For creating a service for the Posts resource, we have provided the /wp/v2/posts route. This route points to the collection of the posts and can also be used for creating a single post. But in our application, we also need to retrieve a single post based on its slug. To account for this feature, we can modify the code to the following:

This is called a parameterized URL template, and the parameters are suffixed using colon :.

This modification allows us to retrieve a collection of posts using the /wp/v2/posts route, as well as retrieving a single post by its slug using the /posts?slug=<slug> argument.

Apart from posts, we will be retrieving categories and users by their IDs. So the following code creates services for the Users and Categories resources:

Hence, the code for all three services is the following:

And our /src/js/app.js file looks something like the following so far:

The .get() method on a RESTful service returns a single object by using the GET HTTP method. The .query() method uses the same GET HTTP method, but it returns an array. There are three more predefined methods provided by the service, namely .save(), .remove(), and .delete(), that use POST and DELETE methods. But we will only deal with the .get() and .query() methods in this series as we are only dealing with retrieving data.

And this wraps up our tutorial for today.

What’s Up Next?

In the current tutorial, we wrote a lot of JavaScript code for bootstrapping our application, configuring routes, and creating RESTful services. We also dissected templates for different views in our application.

In the next part of the series, we will be building a custom AngularJS directive for the post listing feature using the Posts service we created. This will enable us to include the post listing feature in many locations without repeating ourselves. So stay tuned…

from Envato Tuts+ Code – WordPress http://ift.tt/2b8LmTr

Schreibe einen Kommentar

Bitte logge dich mit einer dieser Methoden ein, um deinen Kommentar zu veröffentlichen:

WordPress.com-Logo

Du kommentierst mit Deinem WordPress.com-Konto. Abmelden / Ändern )

Twitter-Bild

Du kommentierst mit Deinem Twitter-Konto.

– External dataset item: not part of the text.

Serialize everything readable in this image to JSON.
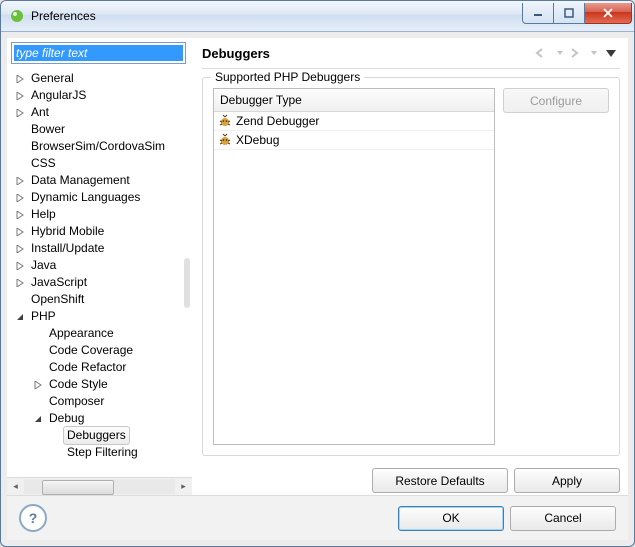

Abmelden / Ändern )

Facebook-Foto

Du kommentierst mit Deinem Facebook-Konto. Abmelden / Ändern )

Google+ Foto

Du kommentierst mit Deinem Google+-Konto. Abmelden / Ändern )

Verbinde mit %s